Analog photography

From Wikipedia, the free encyclopedia
Jump to: navigation, search
Analog photographic film – 1980s–1990s

Analog photography is photography that uses a progressively changing recording medium, which may be either chemical process based (e.g., photographic film or plate) or electronic (e.g., vidicon or CCD sensor). Analog photography has come to mean anything that is "not digital" despite some of controversy over the question of whether the use of film is a true analog process.[1][2]

In a film camera that uses the gelatin-silver process, light falling upon photographic emulsions containing silver halides is recorded as a latent image. The latent image is subjected to photographic processing, which makes it visible and insensitive to light.

In a video camera or digital still camera, the signal is captured with a video camera tube or charge coupled device sensor, which sends the picture to be processed by the camera's electronics. The signal can be transmitted or recorded on a storage device for later playback.

Popularity[edit]

Analog photography is frequently used as a title for those who are keen to work with, or do work with more traditional types of photography; dedicated online communities have been established in which like-minded individuals together share and explore historic photographic practices.[3] Analog photography has in fact become much more popular with younger generations who have become increasingly interested in the traditional photographic practice; sales in film-based cameras began to soar, and youth were seen to embrace some 19th-century technology [4] Urban Outfitters, a popular clothing chain has picked up on the trend and now offers more than 60 product combinations relating to cameras, most of which are film-based.

Polaroid used to be one of the most popular tools for analog instant photography, Facing the digital revolution, Polaroid stopped production of analog instant film in 2008. A company called Impossible Project acquired Polaroid's production machines in order to produce new instant films for vintage Polaroid cameras and to revive the analog Polaroid photography technique.

Films in black and white still produced as of 2013 include:

Rollei also produces a line of black and white films.

German photographic supply house Fotoimpex has been instrumental in producing their line of Adox films and high-end fiber-based photographic papers.
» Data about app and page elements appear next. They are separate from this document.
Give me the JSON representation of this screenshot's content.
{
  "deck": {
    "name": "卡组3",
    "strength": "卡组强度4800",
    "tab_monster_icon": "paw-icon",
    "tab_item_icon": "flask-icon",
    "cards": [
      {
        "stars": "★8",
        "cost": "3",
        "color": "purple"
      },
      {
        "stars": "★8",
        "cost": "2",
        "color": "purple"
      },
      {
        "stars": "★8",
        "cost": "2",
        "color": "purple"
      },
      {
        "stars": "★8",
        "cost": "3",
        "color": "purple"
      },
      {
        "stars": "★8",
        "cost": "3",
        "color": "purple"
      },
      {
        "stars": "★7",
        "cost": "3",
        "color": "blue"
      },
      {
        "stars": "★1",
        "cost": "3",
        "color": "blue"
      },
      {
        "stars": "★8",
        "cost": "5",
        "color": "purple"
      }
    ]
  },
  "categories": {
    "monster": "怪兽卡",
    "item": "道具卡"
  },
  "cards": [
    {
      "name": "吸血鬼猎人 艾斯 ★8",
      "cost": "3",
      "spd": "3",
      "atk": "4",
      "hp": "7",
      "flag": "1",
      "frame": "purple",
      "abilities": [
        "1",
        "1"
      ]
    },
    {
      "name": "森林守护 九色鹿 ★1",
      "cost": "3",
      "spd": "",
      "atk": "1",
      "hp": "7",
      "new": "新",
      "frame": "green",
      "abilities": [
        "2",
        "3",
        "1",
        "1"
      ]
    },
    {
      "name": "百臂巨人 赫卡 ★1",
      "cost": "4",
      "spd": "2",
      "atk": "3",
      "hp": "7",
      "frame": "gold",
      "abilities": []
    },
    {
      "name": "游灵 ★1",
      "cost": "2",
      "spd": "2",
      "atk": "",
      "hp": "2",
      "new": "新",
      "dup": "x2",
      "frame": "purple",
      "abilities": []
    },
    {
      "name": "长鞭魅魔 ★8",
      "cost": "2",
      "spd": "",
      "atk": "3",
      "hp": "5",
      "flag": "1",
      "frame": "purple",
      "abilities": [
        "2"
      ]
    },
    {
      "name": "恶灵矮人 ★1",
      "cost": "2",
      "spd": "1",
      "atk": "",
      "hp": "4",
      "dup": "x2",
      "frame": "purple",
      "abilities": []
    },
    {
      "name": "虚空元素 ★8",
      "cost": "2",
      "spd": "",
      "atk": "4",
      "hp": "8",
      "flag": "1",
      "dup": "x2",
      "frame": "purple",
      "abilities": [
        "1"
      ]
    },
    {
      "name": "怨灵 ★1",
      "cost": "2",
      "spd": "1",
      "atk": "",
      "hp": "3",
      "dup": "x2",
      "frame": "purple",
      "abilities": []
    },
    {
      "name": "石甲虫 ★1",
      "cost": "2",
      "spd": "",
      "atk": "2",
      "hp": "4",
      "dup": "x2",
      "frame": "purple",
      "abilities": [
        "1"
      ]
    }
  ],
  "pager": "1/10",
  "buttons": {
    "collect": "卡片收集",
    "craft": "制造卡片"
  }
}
The company is also running a commitment-to-buy campaign to determine if there is sufficient interest to attempt to re-issue Polytonwarm - a highly specialized fiber-based paper originally produced by now defunct Hungarian manufacturer FORTE.

See also[edit]

References[edit]

  • Glenn D. Considine, Van Nostrand's Scientific Encyclopedia, Two-Volume Set, 9th Edition (Hoboken, NJ: Wiley, 2002)
  • Peter M.B. Walker, Chambers Technical Dictionary (Edinburgh: Chambers 1999)
  • William J. Mitchell, The reconfigured eye: visual truth in the post-photographic era (MIT Press, 1994)

External links[edit]